Effective and successful performance within the operating room is enhanced by having lighting which does not cause visual, operational and environmental difficulties such as: glare, shadowing or visual stress. The operating room environment requires a combination of satisfactory ambient lighting and effective direct and indirect task lighting. The ability to adjust these lighting levels and change their characteristics enables room staff to be more effective. Incorrect or poor lighting can impact on the patient, through poor performance and impaired effectiveness which may cause lengthened procedures through uncertainty, or even errors. The wellbeing of the surgeon, the anesthetist and surgical team may also be adversely affected, while the quality and safety of the working environment will be impaired by poor ambient lighting.
According to studies, a very long time is usually spent for proper light adjustment. The lighting requirements for particular surgical specialties are so diverse that the individual requirements for each specialty must be taken into account when selecting room lighting.
The following points should be kept in mind during the design of the operating rooms and selecting the lighting system for the operating room:
Adjustability - the design of the lighting unit and how it can adapt to meet individual requirements.
Brightness – the amount of light delivered by a source in order to illuminate a specific surgical area.
Control – selection of a good design and an appropriate light source will help the systems integrate into the operating room environment. However, flexibility and adjustability in the lighting system (amount of light or spread of light, for example) will accommodate a wider range of tasks and activities.
Good color rendition is important in the operating rooms, intensive care rooms, examination rooms and in the treatments rooms.
In the operating rooms, a backup electric system should be available in the case of power failure.
There are typically three basic types of lamp used within an operating room environment: incandescent, gas discharge and Light Emitting Diodes (LED). Incandescent and gas discharge lamps have traditionally been the main lamp type, utilizing halogen, tungsten, xenon and quartz. However, other types of lighting are now emerging onto the market in several forms, particularly LEDs.
The basic types of lamps
|Incandescent||Good color rendition||Heat production
Burn-out without warning
|Gas discharge||Good efficiency||Dims over time
|Small range of light
Dims over time
The following parameters should be considered:
This is the value of illuminance (LUX) at 1meter in the center of the light field.
Depth of illumination
The distance under the light-emitting area where the illumination reaches 20% of the central illuminance.
Light field diameter (50%)
Diameter of light field where the illumination reaches 50% of the central iluminance.
Light field diameter (10%)
Diameter of light field where the illumination reaches 10% of the central illuminance.
Color rendition index
The measure of the color spectrum of the light, made up from 9 measurements of each visible color.
Perceived coolness or warmth of light (measured in degrees Kelvin). Some LED lamps permit the ability to adjust the color temperature, which allows a surgical team to manipulate the light characteristics, and therefore facilitate tissue differentiation.
Radiant energy (Watt)

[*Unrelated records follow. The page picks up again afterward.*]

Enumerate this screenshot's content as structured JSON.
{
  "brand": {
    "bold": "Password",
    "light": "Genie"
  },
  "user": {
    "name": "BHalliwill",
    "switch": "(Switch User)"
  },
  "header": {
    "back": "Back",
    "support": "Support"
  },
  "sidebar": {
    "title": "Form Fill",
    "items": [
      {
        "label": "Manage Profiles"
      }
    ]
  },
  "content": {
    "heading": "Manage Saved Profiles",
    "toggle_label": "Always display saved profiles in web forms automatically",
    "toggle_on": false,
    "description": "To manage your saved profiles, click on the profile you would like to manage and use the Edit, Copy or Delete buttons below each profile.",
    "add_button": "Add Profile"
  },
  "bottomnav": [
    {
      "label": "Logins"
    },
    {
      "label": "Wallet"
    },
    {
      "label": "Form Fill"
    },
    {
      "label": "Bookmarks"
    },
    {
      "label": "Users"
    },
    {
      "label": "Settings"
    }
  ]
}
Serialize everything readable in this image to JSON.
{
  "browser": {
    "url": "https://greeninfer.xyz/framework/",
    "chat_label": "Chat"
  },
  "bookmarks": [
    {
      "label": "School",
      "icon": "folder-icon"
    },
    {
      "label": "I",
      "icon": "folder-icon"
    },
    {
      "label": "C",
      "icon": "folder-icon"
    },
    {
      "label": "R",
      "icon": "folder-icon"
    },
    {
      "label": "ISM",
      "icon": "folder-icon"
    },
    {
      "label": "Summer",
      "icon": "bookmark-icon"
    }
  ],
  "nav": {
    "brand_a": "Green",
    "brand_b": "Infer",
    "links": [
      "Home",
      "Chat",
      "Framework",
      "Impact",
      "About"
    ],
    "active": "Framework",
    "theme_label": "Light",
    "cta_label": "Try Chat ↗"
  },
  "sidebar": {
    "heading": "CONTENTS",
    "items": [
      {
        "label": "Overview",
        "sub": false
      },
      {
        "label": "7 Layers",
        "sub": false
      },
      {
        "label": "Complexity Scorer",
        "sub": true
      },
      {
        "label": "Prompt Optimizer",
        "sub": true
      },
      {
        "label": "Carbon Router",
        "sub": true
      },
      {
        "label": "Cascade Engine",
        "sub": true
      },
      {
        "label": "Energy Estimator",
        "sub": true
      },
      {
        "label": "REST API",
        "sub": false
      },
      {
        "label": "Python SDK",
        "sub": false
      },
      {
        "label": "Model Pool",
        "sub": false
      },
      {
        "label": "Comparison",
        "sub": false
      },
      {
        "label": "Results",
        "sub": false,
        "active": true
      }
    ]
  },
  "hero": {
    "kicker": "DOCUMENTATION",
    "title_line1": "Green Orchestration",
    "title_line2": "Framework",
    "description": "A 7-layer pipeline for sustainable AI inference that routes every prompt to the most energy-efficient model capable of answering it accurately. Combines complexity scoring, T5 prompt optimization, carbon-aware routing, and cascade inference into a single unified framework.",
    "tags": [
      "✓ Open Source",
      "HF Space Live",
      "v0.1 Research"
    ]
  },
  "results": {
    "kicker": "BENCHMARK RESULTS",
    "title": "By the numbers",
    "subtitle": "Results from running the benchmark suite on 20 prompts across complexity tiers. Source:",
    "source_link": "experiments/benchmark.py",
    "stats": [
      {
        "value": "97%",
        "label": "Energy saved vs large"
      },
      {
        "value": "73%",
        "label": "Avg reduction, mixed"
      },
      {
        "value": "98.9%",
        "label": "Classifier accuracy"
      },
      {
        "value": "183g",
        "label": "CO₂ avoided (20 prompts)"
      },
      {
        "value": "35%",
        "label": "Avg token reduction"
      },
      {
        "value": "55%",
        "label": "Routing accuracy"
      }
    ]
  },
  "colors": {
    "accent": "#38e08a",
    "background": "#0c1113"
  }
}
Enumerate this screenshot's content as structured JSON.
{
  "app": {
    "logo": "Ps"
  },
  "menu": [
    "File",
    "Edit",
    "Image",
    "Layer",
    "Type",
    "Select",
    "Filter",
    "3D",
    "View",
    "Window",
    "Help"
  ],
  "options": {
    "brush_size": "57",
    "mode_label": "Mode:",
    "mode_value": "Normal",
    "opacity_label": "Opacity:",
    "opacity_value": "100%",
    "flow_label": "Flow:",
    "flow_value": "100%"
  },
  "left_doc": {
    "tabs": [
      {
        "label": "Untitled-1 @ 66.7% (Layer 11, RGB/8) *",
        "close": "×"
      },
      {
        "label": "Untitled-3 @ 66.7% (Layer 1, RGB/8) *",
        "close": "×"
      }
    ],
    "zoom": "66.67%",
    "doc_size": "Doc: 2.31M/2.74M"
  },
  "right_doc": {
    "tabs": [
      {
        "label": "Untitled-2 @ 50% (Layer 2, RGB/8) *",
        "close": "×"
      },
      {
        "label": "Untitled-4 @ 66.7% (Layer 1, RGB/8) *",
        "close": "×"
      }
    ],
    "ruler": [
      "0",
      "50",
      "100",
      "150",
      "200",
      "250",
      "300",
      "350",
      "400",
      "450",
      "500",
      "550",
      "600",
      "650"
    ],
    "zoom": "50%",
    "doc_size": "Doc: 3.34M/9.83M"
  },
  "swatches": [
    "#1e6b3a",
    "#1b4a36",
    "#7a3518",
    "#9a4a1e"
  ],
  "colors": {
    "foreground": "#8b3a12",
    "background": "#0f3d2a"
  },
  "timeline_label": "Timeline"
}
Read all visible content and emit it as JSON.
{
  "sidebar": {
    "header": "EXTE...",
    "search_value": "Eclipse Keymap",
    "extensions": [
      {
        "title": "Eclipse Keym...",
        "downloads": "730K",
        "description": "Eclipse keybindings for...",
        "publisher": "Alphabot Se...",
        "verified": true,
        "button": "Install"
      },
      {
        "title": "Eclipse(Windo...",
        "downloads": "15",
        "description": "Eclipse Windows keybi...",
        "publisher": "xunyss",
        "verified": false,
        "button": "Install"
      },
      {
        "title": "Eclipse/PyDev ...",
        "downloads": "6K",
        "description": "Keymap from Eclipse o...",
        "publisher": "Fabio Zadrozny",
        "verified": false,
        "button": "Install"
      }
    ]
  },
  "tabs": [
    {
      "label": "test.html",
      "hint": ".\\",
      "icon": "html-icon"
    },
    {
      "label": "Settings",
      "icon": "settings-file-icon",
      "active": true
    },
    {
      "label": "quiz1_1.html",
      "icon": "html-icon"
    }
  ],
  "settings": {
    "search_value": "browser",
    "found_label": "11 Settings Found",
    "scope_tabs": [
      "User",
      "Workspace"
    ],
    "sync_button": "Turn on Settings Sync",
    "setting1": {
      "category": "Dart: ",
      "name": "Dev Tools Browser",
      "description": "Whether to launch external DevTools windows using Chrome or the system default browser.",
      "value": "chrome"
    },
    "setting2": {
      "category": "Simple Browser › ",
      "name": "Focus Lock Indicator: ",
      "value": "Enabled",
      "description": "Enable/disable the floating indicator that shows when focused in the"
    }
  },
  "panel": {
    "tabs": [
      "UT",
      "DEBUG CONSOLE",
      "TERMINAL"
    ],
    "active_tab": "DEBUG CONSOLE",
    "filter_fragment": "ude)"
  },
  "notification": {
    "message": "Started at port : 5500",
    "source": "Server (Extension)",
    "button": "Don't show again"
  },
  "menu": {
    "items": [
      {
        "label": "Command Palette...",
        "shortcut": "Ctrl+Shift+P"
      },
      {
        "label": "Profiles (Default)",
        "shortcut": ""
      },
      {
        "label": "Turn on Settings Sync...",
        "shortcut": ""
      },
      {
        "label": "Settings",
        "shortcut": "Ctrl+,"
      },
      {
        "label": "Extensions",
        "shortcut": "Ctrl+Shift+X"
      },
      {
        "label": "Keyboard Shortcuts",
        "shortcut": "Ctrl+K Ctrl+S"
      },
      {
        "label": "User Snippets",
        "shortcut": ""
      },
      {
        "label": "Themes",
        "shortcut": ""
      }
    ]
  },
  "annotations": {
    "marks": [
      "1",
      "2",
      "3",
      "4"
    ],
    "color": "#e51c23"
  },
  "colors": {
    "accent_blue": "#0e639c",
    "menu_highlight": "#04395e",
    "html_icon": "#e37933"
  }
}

Heat is produced from the light source in the form of infra-red radiation, which is felt by any person in the field of the radiation. This can provide an uncomfortable working environment not only for the surgeon, but the whole surgical team, as well as the patient. It may also hamper the operation by causing the wound tissue to dry out, especially during longer procedures.
The standard for operating room lighting: